We blame ourselves for what happened.
This tragedy touches everything.
Everything has changed, nothing will be the same.
What Is Option B?
The story goes that mere days after Goldberg’s death, Sandberg was crying to a friend, telling him that she just wanted her husband back. “Option A is not available,” he told her, “So let’s just kick the s— out of Option B.”
Sandberg writes about her own experience as well as personal anecdotes and stories to address grief generally. Meanwhile, Grant adds his personal research and an academic explanation for various phenomenon and situations. Option B is a guide and a resource for the bereaved. It’s a map for recovering and finding happiness again. It’s also a tool for those who aren’t grieving and a guide for how to “lean into the suck.” Grieving is hard, but knowing what to say or do around someone grieving can be especially difficult.
Advice For The Grieving
Something that kicked Sandberg out of her despair was knowing that her children, now without a father, really needed her.

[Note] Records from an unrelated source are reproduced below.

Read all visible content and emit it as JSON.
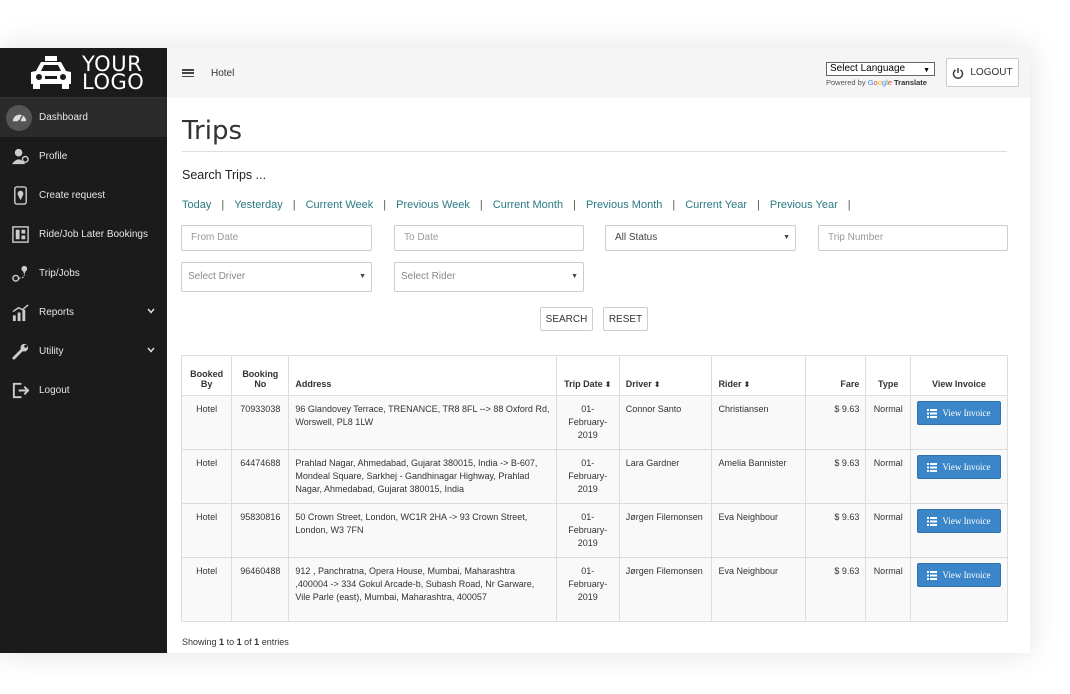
{
  "logo": {
    "line1": "YOUR",
    "line2": "LOGO"
  },
  "sidebar": {
    "items": [
      {
        "label": "Dashboard",
        "icon": "dashboard-icon"
      },
      {
        "label": "Profile",
        "icon": "profile-icon"
      },
      {
        "label": "Create request",
        "icon": "location-icon"
      },
      {
        "label": "Ride/Job Later Bookings",
        "icon": "bookings-icon"
      },
      {
        "label": "Trip/Jobs",
        "icon": "trip-icon"
      },
      {
        "label": "Reports",
        "icon": "reports-icon"
      },
      {
        "label": "Utility",
        "icon": "wrench-icon"
      },
      {
        "label": "Logout",
        "icon": "logout-icon"
      }
    ]
  },
  "topbar": {
    "section": "Hotel",
    "language_select": "Select Language",
    "powered_by": "Powered by",
    "google": "Google",
    "translate": "Translate",
    "logout": "LOGOUT"
  },
  "main": {
    "title": "Trips",
    "search_heading": "Search Trips ...",
    "filters": [
      "Today",
      "Yesterday",
      "Current Week",
      "Previous Week",
      "Current Month",
      "Previous Month",
      "Current Year",
      "Previous Year"
    ],
    "from_date_placeholder": "From Date",
    "to_date_placeholder": "To Date",
    "status_select": "All Status",
    "trip_number_placeholder": "Trip Number",
    "driver_select": "Select Driver",
    "rider_select": "Select Rider",
    "search_button": "SEARCH",
    "reset_button": "RESET"
  },
  "table": {
    "headers": {
      "booked_by": "Booked By",
      "booking_no": "Booking No",
      "address": "Address",
      "trip_date": "Trip Date",
      "driver": "Driver",
      "rider": "Rider",
      "fare": "Fare",
      "type": "Type",
      "view_invoice": "View Invoice"
    },
    "invoice_button": "View Invoice",
    "rows": [
      {
        "booked_by": "Hotel",
        "booking_no": "70933038",
        "address": "96 Glandovey Terrace, TRENANCE, TR8 8FL --> 88 Oxford Rd, Worswell, PL8 1LW",
        "trip_date": "01-February-2019",
        "driver": "Connor Santo",
        "rider": "Christiansen",
        "fare": "$ 9.63",
        "type": "Normal"
      },
      {
        "booked_by": "Hotel",
        "booking_no": "64474688",
        "address": "Prahlad Nagar, Ahmedabad, Gujarat 380015, India -> B-607, Mondeal Square, Sarkhej - Gandhinagar Highway, Prahlad Nagar, Ahmedabad, Gujarat 380015, India",
        "trip_date": "01-February-2019",
        "driver": "Lara Gardner",
        "rider": "Amelia Bannister",
        "fare": "$ 9.63",
        "type": "Normal"
      },
      {
        "booked_by": "Hotel",
        "booking_no": "95830816",
        "address": "50 Crown Street, London, WC1R 2HA -> 93 Crown Street, London, W3 7FN",
        "trip_date": "01-February-2019",
        "driver": "Jørgen Filemonsen",
        "rider": "Eva Neighbour",
        "fare": "$ 9.63",
        "type": "Normal"
      },
      {
        "booked_by": "Hotel",
        "booking_no": "96460488",
        "address": "912 , Panchratna, Opera House, Mumbai, Maharashtra ,400004 -> 334 Gokul Arcade-b, Subash Road, Nr Garware, Vile Parle (east), Mumbai, Maharashtra, 400057",
        "trip_date": "01-February-2019",
        "driver": "Jørgen Filemonsen",
        "rider": "Eva Neighbour",
        "fare": "$ 9.63",
        "type": "Normal"
      }
    ]
  },
  "footer": {
    "showing": "Showing",
    "from": "1",
    "to_word": "to",
    "to": "1",
    "of_word": "of",
    "total": "1",
    "entries": "entries"
  }
}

Her co-author Adam Grand, explains this phenomenon:
“One of the things I learned from Sheryl is that we really become resilient for other people, not for ourselves. I think the moment she really started to see the possibilities for hope and joy was when she said, ‘Look, if I don’t find a way to move forward, then my kids are going to have a harder time recovering.'”
You should absolutely seek resilience and joy for yourself, but also for the people who rely on you.
Advice For The Non-Grieving
The book offers advice for the proper thing to say (or not say) to those experiencing a loss. Using notes from the personal journal she began on the day of her husband’s funeral, she offers advice for people on the other side. One tip she gives: Don’t ever ask a grieving person, “How are you?” They’re likely trying to maneuver through a sea of ever-changing emotions. Rather, you should ask, “How are you today?” It’s a bite-sized question that shows compassion without adding more stress.
Even if you’re not currently in grief or supporting a grieving loved one, Sandberg shares wisdom for you. Sandberg and Grant also tackle pre-traumatic growth. Grant explains:
“When we talk about pre-traumatic growth, for us, that means, can you experience all those gains without the tragedy? Can you bring more gratitude into your life, more meaning into your life, a greater sense of perspective and personal strength, without having had to suffer?”
Losing someone changes us. Learning to overcome grief is something that makes us stronger. Grant and Sandberg explore harnessing that strength for those who haven’t experienced loss.
Sandberg’s advice is excellent and is backed up with research, but it’s not for everyone. Complicated Grief is a condition affecting millions of Americans. Complicated grief can result in emotions so powerful and intense that it feels impossible to move forward. Anyone suffering from complicated grief should be encouraged to seek formal treatment.
While complicated grief can be debilitating, it does not have to be permanent and it is treatable. Don’t hesitate to seek professional help and support for these types of experiences with grief.